BRIEF
For the string "title", work out how many lines of the data contain it and give that number with nothing added.

(PROVIDED RECORDS)

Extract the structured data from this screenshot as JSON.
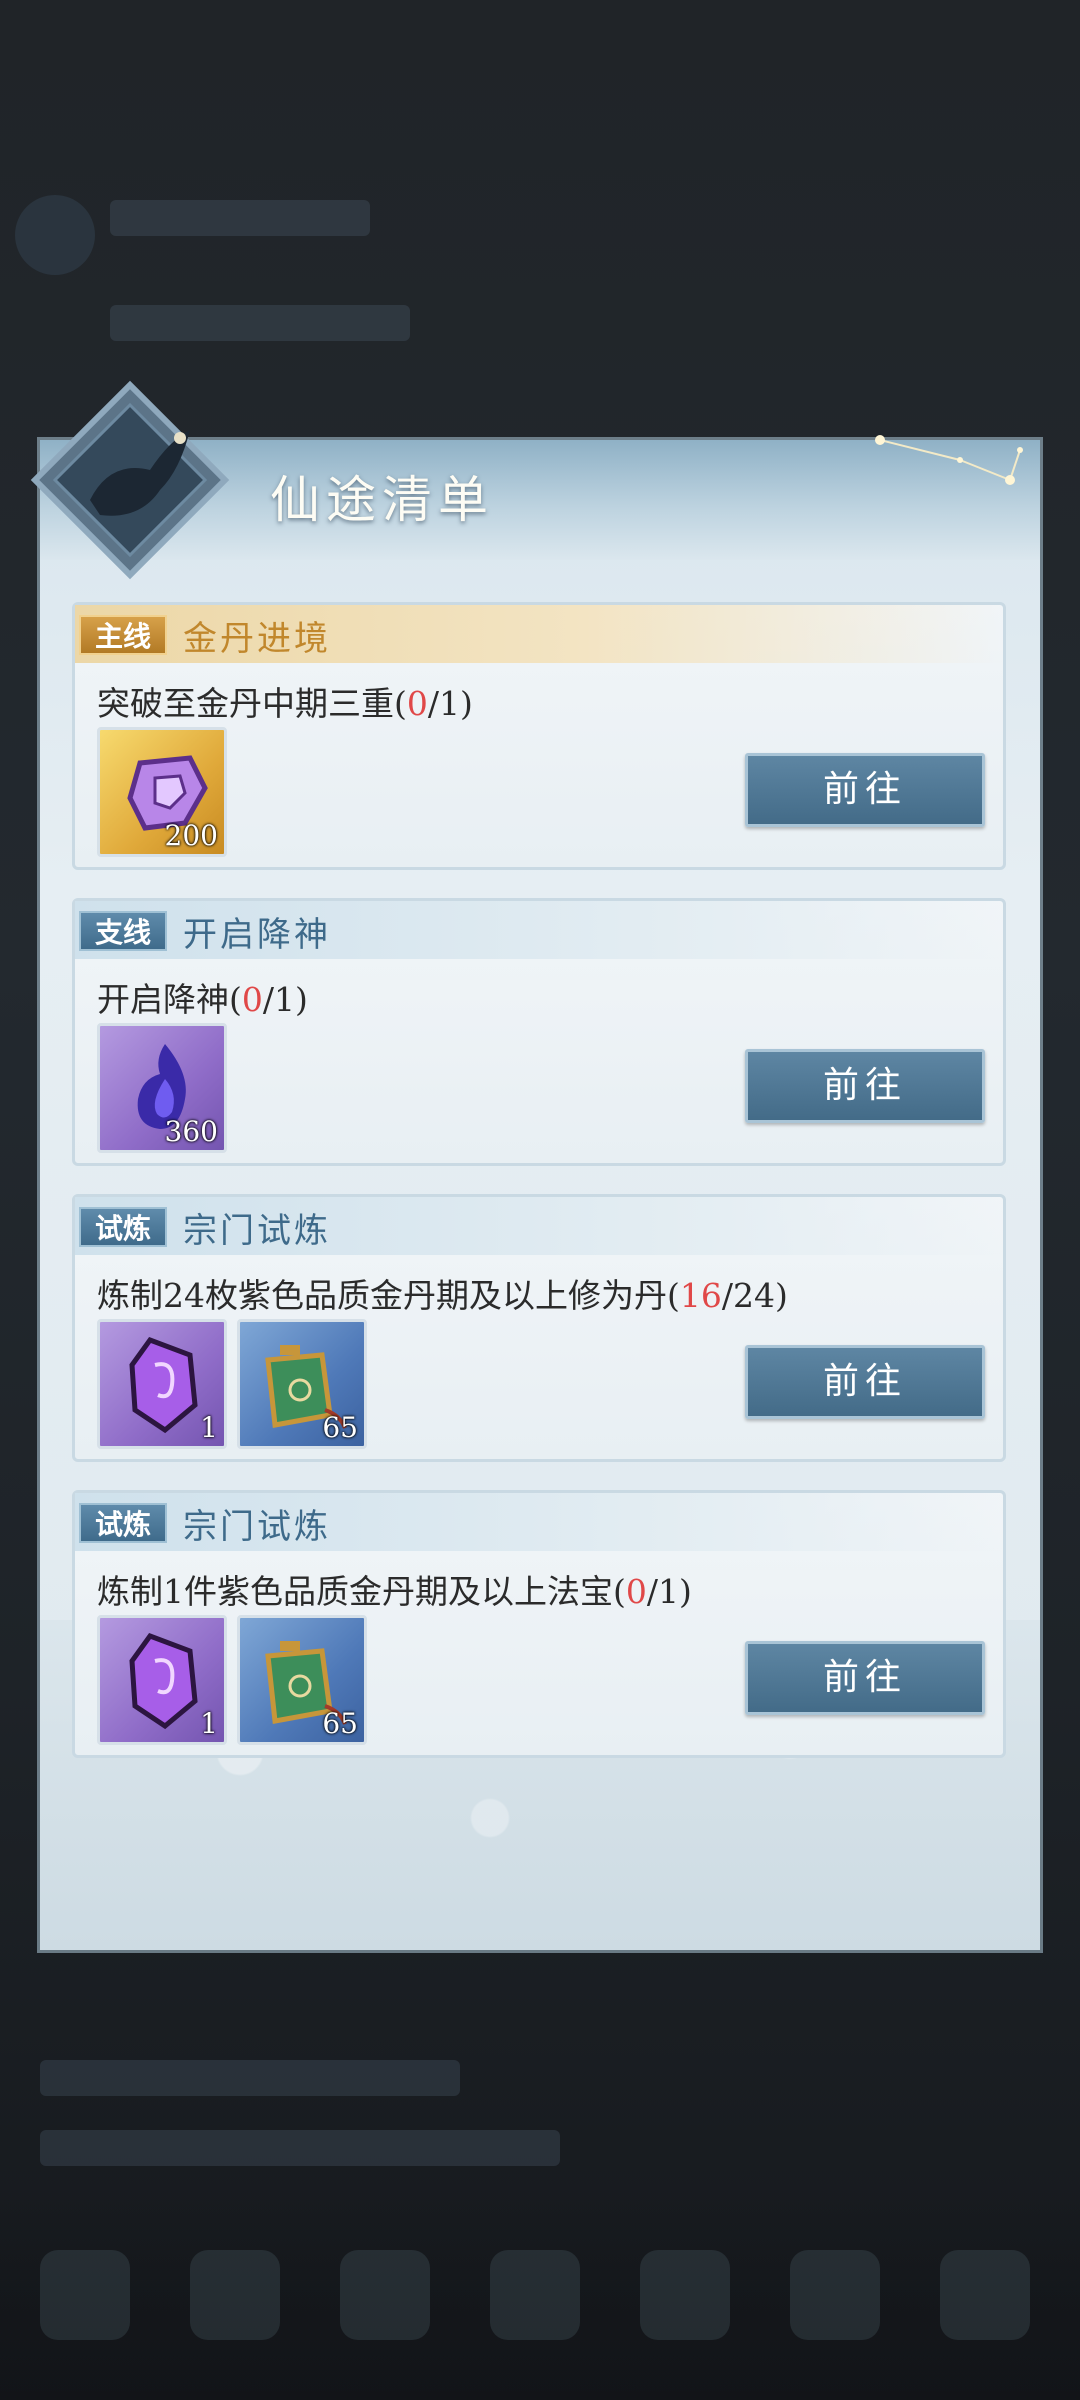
{
  "panel": {
    "title": "仙途清单"
  },
  "quests": [
    {
      "tag": "主线",
      "title": "金丹进境",
      "desc": "突破至金丹中期三重",
      "progress_done": "0",
      "progress_total": "1",
      "rewards": [
        {
          "icon": "lingshi-crystal-icon",
          "qty": "200"
        }
      ],
      "button": "前往"
    },
    {
      "tag": "支线",
      "title": "开启降神",
      "desc": "开启降神",
      "progress_done": "0",
      "progress_total": "1",
      "rewards": [
        {
          "icon": "purple-flame-icon",
          "qty": "360"
        }
      ],
      "button": "前往"
    },
    {
      "tag": "试炼",
      "title": "宗门试炼",
      "desc": "炼制24枚紫色品质金丹期及以上修为丹",
      "progress_done": "16",
      "progress_total": "24",
      "rewards": [
        {
          "icon": "purple-gem-icon",
          "qty": "1"
        },
        {
          "icon": "jade-talisman-icon",
          "qty": "65"
        }
      ],
      "button": "前往"
    },
    {
      "tag": "试炼",
      "title": "宗门试炼",
      "desc": "炼制1件紫色品质金丹期及以上法宝",
      "progress_done": "0",
      "progress_total": "1",
      "rewards": [
        {
          "icon": "purple-gem-icon",
          "qty": "1"
        },
        {
          "icon": "jade-talisman-icon",
          "qty": "65"
        }
      ],
      "button": "前往"
    }
  ],
  "colors": {
    "progress_done": "#e04848",
    "main_accent": "#c1872c",
    "side_accent": "#3e6a8a"
  }
}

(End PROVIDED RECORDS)

REPLY
5